The nature of the cloud means someone else is literally in control of your data (including PHI), though your office can also be held responsible if those business associates violate HIPAA and there’s a data breach. Having office data, PHI, etc. handled and/or stored by someone else means any risks or vulnerabilities found in their systems are cumulative to any issues or concerns with your own office network or equipment.
There are a number of steps you can take to protect data in the cloud:

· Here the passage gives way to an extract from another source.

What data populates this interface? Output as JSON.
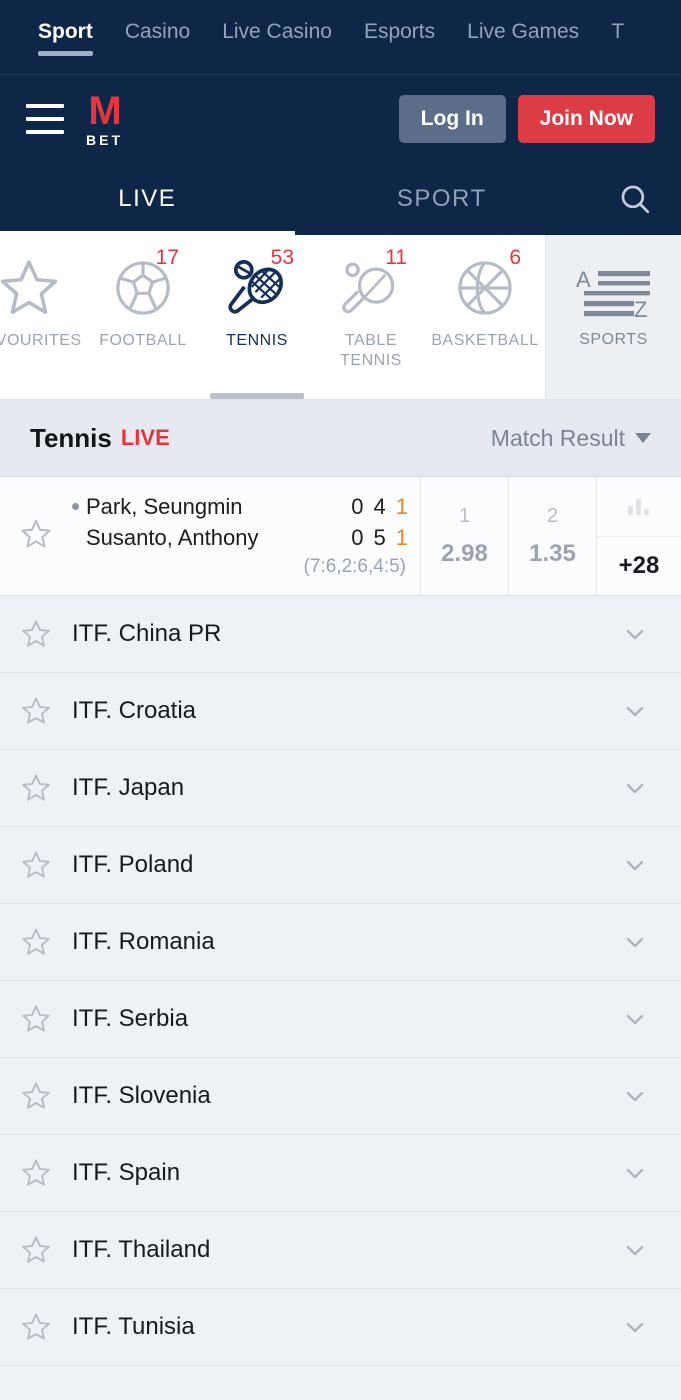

On the vendor side: For starters, you need to know what level of access your vendors have to your – and your patients’ – data. Any vendor you do business with should be HIPAA compliant, and you should have a written business associate agreement (BAA) with them clearly saying so. These vendors should have written policies in place regarding the storage and handling of PHI and other data, including detailed data backup procedures and security measures.16 Technical controls should be in place to track the data moving through a cloud vendor’s network, and the vendors must also have fully developed business continuity (BCP) and disaster recovery (DRP) plans.
On your side: Be sure to protect the computers and/or mobile devices used to access cloud data. If an attacker can compromise one of those “endpoints,” he or she can simply steal information off it directly. Additional detail can be found in the sections discussing computers and mobile devices in Part I. Attackers can also use stolen login credentials to access cloud data themselves, so cloud access and the credentials used for access should be carefully managed. Use strong passwords as discussed in the previous section and two-factor authentication whenever it’s available.
The Internet of Things (IoT) refers to rapidly growing types of “smart” devices including anything from baby monitors you can access when you’re not at home to refrigerators that use web-based monitoring to let you know when your food is likely spoiled. In the healthcare field, it relates directly to Internet-connected medical devices like picture archive and communications systems (PACS) and x-ray systems. Unfortunately, security is often an afterthought when these devices are designed and hackers are perfectly happy to use them as a poorly defended gateway into a healthcare network.17,18
It’s not uncommon for medical devices to use outdated software, have poor password protections, and not receive any updates even after security issues are discovered. Until these devices come better secured, protective measures such as firewalls and network segmentation (described in the network security section in Part I) can help to effectively secure the rest of your network from them. This is not a do-it-yourself project and skilled security personnel well versed in medical device security should be consulted.